- [THE PROBLEM]
Here is a listing. Write it all out again exactly, but not its pictures.

- [SOURCE RECORDS]
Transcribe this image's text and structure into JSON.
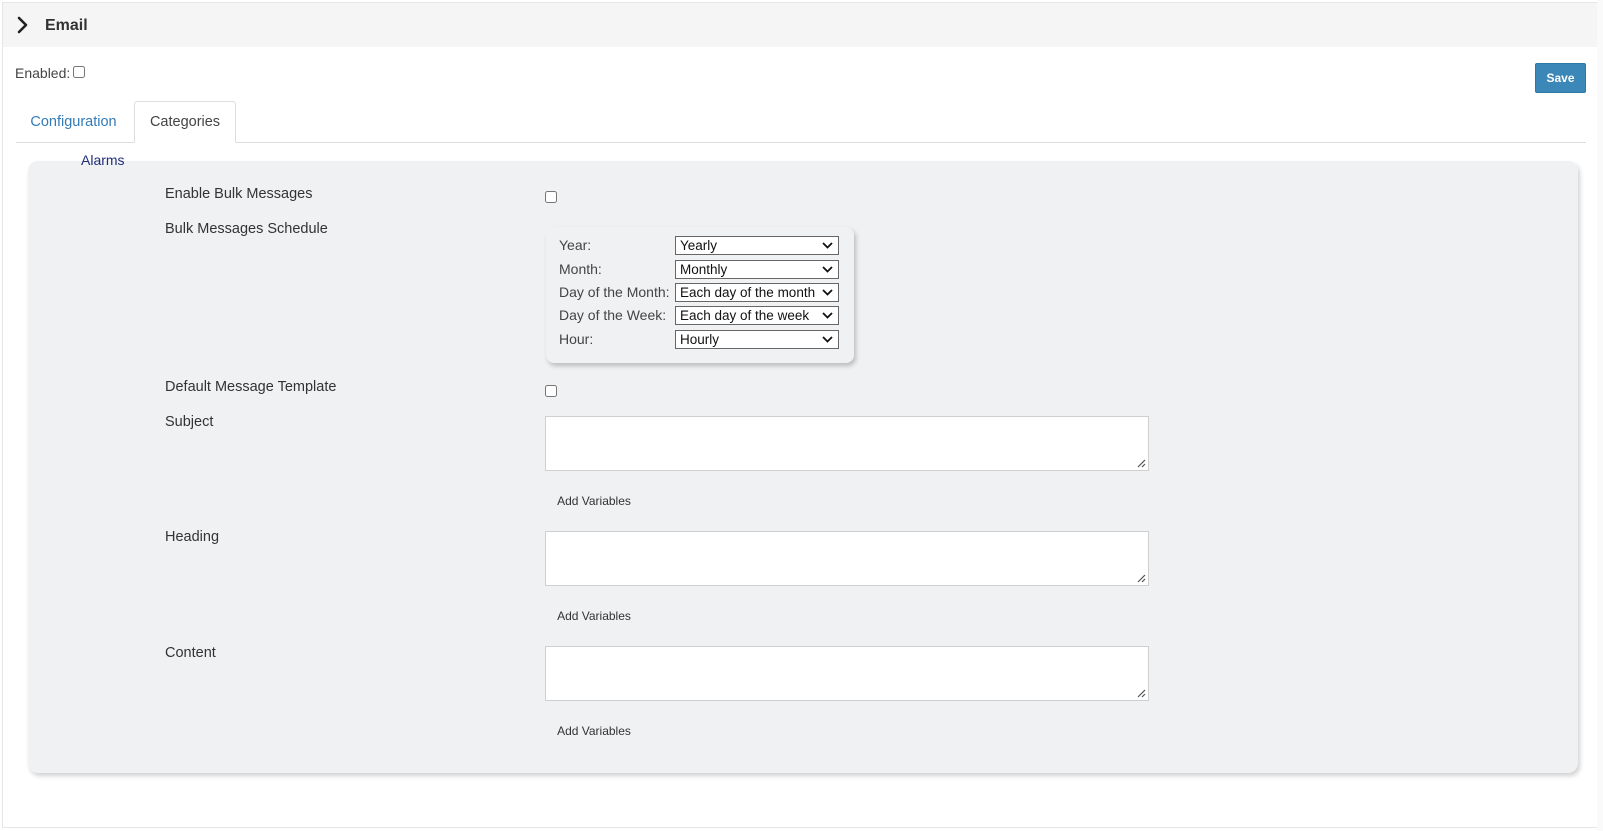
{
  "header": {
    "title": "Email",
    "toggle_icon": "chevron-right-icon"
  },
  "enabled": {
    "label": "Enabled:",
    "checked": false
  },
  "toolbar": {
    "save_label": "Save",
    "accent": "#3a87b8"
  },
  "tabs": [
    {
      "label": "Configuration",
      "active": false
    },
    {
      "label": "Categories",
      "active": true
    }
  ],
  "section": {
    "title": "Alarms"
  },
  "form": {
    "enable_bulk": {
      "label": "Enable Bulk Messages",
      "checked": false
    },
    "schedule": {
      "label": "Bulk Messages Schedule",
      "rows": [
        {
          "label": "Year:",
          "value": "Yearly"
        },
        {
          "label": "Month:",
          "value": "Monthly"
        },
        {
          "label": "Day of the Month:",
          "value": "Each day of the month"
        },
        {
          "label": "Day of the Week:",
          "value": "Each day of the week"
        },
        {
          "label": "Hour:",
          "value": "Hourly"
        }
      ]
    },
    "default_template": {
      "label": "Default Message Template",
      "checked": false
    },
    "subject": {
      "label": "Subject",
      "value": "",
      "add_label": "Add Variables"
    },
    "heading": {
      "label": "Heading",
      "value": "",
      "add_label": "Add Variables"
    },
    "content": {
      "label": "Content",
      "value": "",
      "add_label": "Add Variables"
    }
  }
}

- [RESULT OF THE EXERCISE]
Transcribe this image's text and structure into JSON.
{
  "header": {
    "title": "Email",
    "toggle_icon": "chevron-right-icon"
  },
  "enabled": {
    "label": "Enabled:",
    "checked": false
  },
  "toolbar": {
    "save_label": "Save",
    "accent": "#3a87b8"
  },
  "tabs": [
    {
      "label": "Configuration",
      "active": false
    },
    {
      "label": "Categories",
      "active": true
    }
  ],
  "section": {
    "title": "Alarms"
  },
  "form": {
    "enable_bulk": {
      "label": "Enable Bulk Messages",
      "checked": false
    },
    "schedule": {
      "label": "Bulk Messages Schedule",
      "rows": [
        {
          "label": "Year:",
          "value": "Yearly"
        },
        {
          "label": "Month:",
          "value": "Monthly"
        },
        {
          "label": "Day of the Month:",
          "value": "Each day of the month"
        },
        {
          "label": "Day of the Week:",
          "value": "Each day of the week"
        },
        {
          "label": "Hour:",
          "value": "Hourly"
        }
      ]
    },
    "default_template": {
      "label": "Default Message Template",
      "checked": false
    },
    "subject": {
      "label": "Subject",
      "value": "",
      "add_label": "Add Variables"
    },
    "heading": {
      "label": "Heading",
      "value": "",
      "add_label": "Add Variables"
    },
    "content": {
      "label": "Content",
      "value": "",
      "add_label": "Add Variables"
    }
  }
}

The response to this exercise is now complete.